19 May 2017 Read: 676
Mona Runkel (67) moved to Haenertsburg nine years ago. She ran the Stanford Lake College tuck shop together with her older sister. Now they live in the village Garden Cottages and are house sitters to homes in the area preferably with pets.
Mona, born in Langlaagte, Johannesburg, was involved in laboratory work and began her career at the blood transfusion division of SANBS in Johannesburg at the age of 25. She then moved to the cytology section of the SAIMR (South African Institute for Medical Research) in Hillbrow which involved preparing cells for analysis. This led to a position in cytology at the Chris Hani Baragwanath hospital near Soweto.
The 16th June 1976 seemed like any normal work day to Mona. She recalls, “At about 11:00 we heard a noise that sounded like waves breaking at the sea. We went to look at casualty and they told us students are storming the hospital. Security told us to return to the labs. By 13:00 the noise was intolerable. I snuck back to casualty and saw shot children being wheeled in. It was so traumatic and upsetting. We were given a police escort out of there. We drove alongside Soweto. There were thousands of students on either side of the road with pyramids of rocks, shouting and screaming. My colleagues who had school-going siblings were even more traumatized. If these siblings didn’t want to take part in the riots, they were forced to do so. We couldn’t return to work for three days. When we did, we had to go around the back which was an army camp called Diepkloof, a suburb of Soweto.”
Twenty three people died on that first day in Soweto. It heralded major changes in the landscape of South Africa, and 16 June is now a national holiday called Youth Day. Among the dead was Hector Peterson (13) immortalised in Sam Nzima’s iconic photograph. It’s become a symbol of the Soweto uprising and stands as a memorial now on the famous Vilakazi Street in Soweto.
Mona’s biggest achievement came in 1984 when a pathologist offered her a post in histopathology, the study of tissue, in Durban. With it came much more responsibility and a bigger staff complement. What began in a servant’s quarter has progressed to one of the most competitive and successful laboratories in Durban. The most rewarding part of this job was going to theatre with the pathologists. Sometimes she worked in theatre for a straight 11 hours.

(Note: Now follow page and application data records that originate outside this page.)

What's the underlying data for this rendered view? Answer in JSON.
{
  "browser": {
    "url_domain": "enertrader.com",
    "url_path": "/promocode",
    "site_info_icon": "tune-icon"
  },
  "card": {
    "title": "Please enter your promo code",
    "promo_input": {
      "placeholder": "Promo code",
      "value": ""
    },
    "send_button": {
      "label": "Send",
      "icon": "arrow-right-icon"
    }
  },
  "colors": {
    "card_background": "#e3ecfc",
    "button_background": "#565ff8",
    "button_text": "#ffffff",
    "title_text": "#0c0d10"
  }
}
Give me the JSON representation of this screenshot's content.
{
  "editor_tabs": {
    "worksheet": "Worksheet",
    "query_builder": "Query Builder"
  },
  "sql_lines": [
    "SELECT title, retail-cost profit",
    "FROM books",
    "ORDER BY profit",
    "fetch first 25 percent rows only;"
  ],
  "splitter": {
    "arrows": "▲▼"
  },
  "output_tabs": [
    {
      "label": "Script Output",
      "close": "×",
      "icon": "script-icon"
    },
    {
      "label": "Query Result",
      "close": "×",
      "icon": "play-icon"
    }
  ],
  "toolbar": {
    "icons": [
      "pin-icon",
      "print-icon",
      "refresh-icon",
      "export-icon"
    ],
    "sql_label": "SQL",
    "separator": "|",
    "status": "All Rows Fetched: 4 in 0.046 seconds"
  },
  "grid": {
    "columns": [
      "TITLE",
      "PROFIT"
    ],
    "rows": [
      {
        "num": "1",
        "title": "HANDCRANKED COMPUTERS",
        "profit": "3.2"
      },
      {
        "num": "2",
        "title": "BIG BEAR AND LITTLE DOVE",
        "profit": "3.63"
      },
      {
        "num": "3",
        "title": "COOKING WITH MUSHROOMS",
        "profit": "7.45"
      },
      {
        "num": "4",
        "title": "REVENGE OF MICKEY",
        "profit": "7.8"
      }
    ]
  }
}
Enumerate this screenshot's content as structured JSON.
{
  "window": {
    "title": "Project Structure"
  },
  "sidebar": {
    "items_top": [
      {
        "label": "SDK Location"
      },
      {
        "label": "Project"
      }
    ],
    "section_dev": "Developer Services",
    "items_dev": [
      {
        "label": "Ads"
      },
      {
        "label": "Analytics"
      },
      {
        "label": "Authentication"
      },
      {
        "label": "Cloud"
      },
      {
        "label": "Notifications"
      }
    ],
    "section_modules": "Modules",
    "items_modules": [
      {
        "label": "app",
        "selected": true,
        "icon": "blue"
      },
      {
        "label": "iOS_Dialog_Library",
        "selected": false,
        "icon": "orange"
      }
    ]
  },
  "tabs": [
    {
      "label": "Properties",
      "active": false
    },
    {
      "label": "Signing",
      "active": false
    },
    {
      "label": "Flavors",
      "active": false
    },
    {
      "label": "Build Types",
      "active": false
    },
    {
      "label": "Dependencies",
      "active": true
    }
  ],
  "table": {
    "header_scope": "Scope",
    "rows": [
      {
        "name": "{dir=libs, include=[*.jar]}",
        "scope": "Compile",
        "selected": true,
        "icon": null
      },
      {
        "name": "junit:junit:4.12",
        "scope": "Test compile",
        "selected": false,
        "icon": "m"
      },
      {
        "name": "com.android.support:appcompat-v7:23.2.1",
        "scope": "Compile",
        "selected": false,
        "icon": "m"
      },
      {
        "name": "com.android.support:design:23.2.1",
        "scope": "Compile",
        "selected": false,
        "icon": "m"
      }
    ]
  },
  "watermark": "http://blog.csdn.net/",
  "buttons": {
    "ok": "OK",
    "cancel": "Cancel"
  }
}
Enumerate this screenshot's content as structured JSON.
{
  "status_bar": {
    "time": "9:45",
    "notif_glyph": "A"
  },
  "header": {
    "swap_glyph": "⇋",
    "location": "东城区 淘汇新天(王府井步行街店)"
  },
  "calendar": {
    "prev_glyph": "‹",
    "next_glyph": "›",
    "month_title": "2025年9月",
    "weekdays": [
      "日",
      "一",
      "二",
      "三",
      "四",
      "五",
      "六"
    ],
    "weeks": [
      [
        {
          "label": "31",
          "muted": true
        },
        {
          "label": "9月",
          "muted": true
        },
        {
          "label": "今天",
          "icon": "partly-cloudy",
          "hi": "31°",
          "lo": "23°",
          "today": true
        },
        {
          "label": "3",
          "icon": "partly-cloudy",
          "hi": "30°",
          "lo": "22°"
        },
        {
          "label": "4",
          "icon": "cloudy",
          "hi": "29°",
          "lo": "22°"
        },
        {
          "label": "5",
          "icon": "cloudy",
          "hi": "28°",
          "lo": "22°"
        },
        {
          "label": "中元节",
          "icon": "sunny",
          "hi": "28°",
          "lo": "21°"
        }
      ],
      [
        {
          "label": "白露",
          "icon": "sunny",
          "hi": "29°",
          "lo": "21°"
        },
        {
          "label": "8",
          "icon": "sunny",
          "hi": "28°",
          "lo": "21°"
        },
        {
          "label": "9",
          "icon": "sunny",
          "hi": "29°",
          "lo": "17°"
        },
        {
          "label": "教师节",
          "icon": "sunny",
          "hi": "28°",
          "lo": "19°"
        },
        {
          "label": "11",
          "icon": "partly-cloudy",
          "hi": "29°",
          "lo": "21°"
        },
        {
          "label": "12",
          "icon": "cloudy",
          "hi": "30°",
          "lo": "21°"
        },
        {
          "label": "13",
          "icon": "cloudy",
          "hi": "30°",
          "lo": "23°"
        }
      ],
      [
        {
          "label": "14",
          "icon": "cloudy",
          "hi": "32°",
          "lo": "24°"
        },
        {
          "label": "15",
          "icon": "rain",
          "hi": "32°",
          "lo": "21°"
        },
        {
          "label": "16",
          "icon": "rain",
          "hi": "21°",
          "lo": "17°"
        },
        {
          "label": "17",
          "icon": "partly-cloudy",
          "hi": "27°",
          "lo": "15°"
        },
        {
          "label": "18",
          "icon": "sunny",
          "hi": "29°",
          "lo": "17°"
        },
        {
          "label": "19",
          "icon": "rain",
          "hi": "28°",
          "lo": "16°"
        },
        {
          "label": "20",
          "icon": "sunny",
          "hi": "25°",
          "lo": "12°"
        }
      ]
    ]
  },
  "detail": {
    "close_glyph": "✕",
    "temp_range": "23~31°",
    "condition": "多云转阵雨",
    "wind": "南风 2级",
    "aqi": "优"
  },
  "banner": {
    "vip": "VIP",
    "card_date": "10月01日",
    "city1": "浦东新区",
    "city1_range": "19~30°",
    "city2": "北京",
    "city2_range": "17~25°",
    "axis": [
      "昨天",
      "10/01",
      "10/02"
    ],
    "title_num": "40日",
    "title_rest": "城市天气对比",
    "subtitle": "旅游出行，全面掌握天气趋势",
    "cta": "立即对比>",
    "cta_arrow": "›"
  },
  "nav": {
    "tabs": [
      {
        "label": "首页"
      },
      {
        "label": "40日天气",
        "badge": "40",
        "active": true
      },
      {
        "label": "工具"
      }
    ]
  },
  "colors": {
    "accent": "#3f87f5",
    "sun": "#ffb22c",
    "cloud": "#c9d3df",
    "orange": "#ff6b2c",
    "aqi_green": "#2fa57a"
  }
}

Mona says, “The pathologist analyses the tissue immediately and it has to be done super fast as they can’t keep the patient under anaesthetic for too long. I’d prepare the slides for a decision to be made, for example, whether a patient should undergo a mastectomy or lumpectomy. I’ve also been involved in brain biopsies. The most valuable learning curve for me was being taught how the body works.”
Tzaneen. 14 September